### Prompt
Write the records out again, precisely as they stand.

(Data records for software interfaces)
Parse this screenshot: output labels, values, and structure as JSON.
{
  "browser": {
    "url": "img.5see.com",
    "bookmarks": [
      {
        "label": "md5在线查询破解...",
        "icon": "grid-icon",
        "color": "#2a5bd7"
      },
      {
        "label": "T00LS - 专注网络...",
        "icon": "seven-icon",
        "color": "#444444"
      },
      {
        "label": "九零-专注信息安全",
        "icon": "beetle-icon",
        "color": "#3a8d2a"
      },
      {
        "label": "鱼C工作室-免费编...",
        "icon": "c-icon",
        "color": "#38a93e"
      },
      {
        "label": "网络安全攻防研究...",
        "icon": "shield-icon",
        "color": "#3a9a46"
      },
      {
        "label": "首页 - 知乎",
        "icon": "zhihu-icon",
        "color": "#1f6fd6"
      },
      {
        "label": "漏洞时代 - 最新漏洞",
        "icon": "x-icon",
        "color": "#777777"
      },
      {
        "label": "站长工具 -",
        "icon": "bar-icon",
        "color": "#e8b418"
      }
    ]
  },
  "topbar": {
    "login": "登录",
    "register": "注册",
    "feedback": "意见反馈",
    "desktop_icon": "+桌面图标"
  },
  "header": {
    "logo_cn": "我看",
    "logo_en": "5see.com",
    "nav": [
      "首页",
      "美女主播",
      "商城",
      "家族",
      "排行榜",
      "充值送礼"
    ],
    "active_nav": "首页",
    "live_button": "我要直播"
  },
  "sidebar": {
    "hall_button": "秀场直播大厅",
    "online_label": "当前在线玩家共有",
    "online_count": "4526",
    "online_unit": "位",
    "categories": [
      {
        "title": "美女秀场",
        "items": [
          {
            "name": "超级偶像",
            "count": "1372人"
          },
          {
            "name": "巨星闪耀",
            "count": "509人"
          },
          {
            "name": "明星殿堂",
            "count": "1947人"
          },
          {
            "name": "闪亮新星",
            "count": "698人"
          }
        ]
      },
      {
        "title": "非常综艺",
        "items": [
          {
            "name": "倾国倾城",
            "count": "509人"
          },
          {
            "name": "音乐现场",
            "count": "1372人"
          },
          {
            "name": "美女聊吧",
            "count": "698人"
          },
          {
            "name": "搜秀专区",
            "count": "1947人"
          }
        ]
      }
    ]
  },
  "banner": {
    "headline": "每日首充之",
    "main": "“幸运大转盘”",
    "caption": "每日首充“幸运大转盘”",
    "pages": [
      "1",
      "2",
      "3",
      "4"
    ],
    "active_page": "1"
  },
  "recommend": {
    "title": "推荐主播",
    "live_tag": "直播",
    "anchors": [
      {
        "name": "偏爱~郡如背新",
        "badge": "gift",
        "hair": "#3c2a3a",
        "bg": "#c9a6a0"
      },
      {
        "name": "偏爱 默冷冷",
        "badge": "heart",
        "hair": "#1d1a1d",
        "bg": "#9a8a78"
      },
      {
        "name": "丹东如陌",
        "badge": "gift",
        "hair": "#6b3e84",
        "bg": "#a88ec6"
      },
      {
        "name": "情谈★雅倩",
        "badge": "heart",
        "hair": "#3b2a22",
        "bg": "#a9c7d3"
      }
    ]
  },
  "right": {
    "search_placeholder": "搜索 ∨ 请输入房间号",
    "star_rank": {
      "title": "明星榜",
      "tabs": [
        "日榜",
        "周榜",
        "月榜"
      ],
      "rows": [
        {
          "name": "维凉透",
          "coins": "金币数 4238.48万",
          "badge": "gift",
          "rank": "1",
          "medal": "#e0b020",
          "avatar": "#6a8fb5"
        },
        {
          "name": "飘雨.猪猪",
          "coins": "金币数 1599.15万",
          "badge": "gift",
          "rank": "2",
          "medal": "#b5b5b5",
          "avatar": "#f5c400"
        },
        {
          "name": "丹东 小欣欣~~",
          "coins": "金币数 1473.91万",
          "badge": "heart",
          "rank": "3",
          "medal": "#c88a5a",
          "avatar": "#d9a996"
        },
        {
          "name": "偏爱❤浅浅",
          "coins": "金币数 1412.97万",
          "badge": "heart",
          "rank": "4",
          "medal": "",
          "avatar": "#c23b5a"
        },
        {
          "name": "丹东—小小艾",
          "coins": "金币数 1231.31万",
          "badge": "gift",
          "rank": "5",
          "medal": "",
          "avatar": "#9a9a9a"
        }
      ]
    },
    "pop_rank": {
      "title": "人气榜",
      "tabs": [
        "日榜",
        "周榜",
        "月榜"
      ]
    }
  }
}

### Solution for this task
Parse this screenshot: output labels, values, and structure as JSON.
{
  "browser": {
    "url": "img.5see.com",
    "bookmarks": [
      {
        "label": "md5在线查询破解...",
        "icon": "grid-icon",
        "color": "#2a5bd7"
      },
      {
        "label": "T00LS - 专注网络...",
        "icon": "seven-icon",
        "color": "#444444"
      },
      {
        "label": "九零-专注信息安全",
        "icon": "beetle-icon",
        "color": "#3a8d2a"
      },
      {
        "label": "鱼C工作室-免费编...",
        "icon": "c-icon",
        "color": "#38a93e"
      },
      {
        "label": "网络安全攻防研究...",
        "icon": "shield-icon",
        "color": "#3a9a46"
      },
      {
        "label": "首页 - 知乎",
        "icon": "zhihu-icon",
        "color": "#1f6fd6"
      },
      {
        "label": "漏洞时代 - 最新漏洞",
        "icon": "x-icon",
        "color": "#777777"
      },
      {
        "label": "站长工具 -",
        "icon": "bar-icon",
        "color": "#e8b418"
      }
    ]
  },
  "topbar": {
    "login": "登录",
    "register": "注册",
    "feedback": "意见反馈",
    "desktop_icon": "+桌面图标"
  },
  "header": {
    "logo_cn": "我看",
    "logo_en": "5see.com",
    "nav": [
      "首页",
      "美女主播",
      "商城",
      "家族",
      "排行榜",
      "充值送礼"
    ],
    "active_nav": "首页",
    "live_button": "我要直播"
  },
  "sidebar": {
    "hall_button": "秀场直播大厅",
    "online_label": "当前在线玩家共有",
    "online_count": "4526",
    "online_unit": "位",
    "categories": [
      {
        "title": "美女秀场",
        "items": [
          {
            "name": "超级偶像",
            "count": "1372人"
          },
          {
            "name": "巨星闪耀",
            "count": "509人"
          },
          {
            "name": "明星殿堂",
            "count": "1947人"
          },
          {
            "name": "闪亮新星",
            "count": "698人"
          }
        ]
      },
      {
        "title": "非常综艺",
        "items": [
          {
            "name": "倾国倾城",
            "count": "509人"
          },
          {
            "name": "音乐现场",
            "count": "1372人"
          },
          {
            "name": "美女聊吧",
            "count": "698人"
          },
          {
            "name": "搜秀专区",
            "count": "1947人"
          }
        ]
      }
    ]
  },
  "banner": {
    "headline": "每日首充之",
    "main": "“幸运大转盘”",
    "caption": "每日首充“幸运大转盘”",
    "pages": [
      "1",
      "2",
      "3",
      "4"
    ],
    "active_page": "1"
  },
  "recommend": {
    "title": "推荐主播",
    "live_tag": "直播",
    "anchors": [
      {
        "name": "偏爱~郡如背新",
        "badge": "gift",
        "hair": "#3c2a3a",
        "bg": "#c9a6a0"
      },
      {
        "name": "偏爱 默冷冷",
        "badge": "heart",
        "hair": "#1d1a1d",
        "bg": "#9a8a78"
      },
      {
        "name": "丹东如陌",
        "badge": "gift",
        "hair": "#6b3e84",
        "bg": "#a88ec6"
      },
      {
        "name": "情谈★雅倩",
        "badge": "heart",
        "hair": "#3b2a22",
        "bg": "#a9c7d3"
      }
    ]
  },
  "right": {
    "search_placeholder": "搜索 ∨ 请输入房间号",
    "star_rank": {
      "title": "明星榜",
      "tabs": [
        "日榜",
        "周榜",
        "月榜"
      ],
      "rows": [
        {
          "name": "维凉透",
          "coins": "金币数 4238.48万",
          "badge": "gift",
          "rank": "1",
          "medal": "#e0b020",
          "avatar": "#6a8fb5"
        },
        {
          "name": "飘雨.猪猪",
          "coins": "金币数 1599.15万",
          "badge": "gift",
          "rank": "2",
          "medal": "#b5b5b5",
          "avatar": "#f5c400"
        },
        {
          "name": "丹东 小欣欣~~",
          "coins": "金币数 1473.91万",
          "badge": "heart",
          "rank": "3",
          "medal": "#c88a5a",
          "avatar": "#d9a996"
        },
        {
          "name": "偏爱❤浅浅",
          "coins": "金币数 1412.97万",
          "badge": "heart",
          "rank": "4",
          "medal": "",
          "avatar": "#c23b5a"
        },
        {
          "name": "丹东—小小艾",
          "coins": "金币数 1231.31万",
          "badge": "gift",
          "rank": "5",
          "medal": "",
          "avatar": "#9a9a9a"
        }
      ]
    },
    "pop_rank": {
      "title": "人气榜",
      "tabs": [
        "日榜",
        "周榜",
        "月榜"
      ]
    }
  }
}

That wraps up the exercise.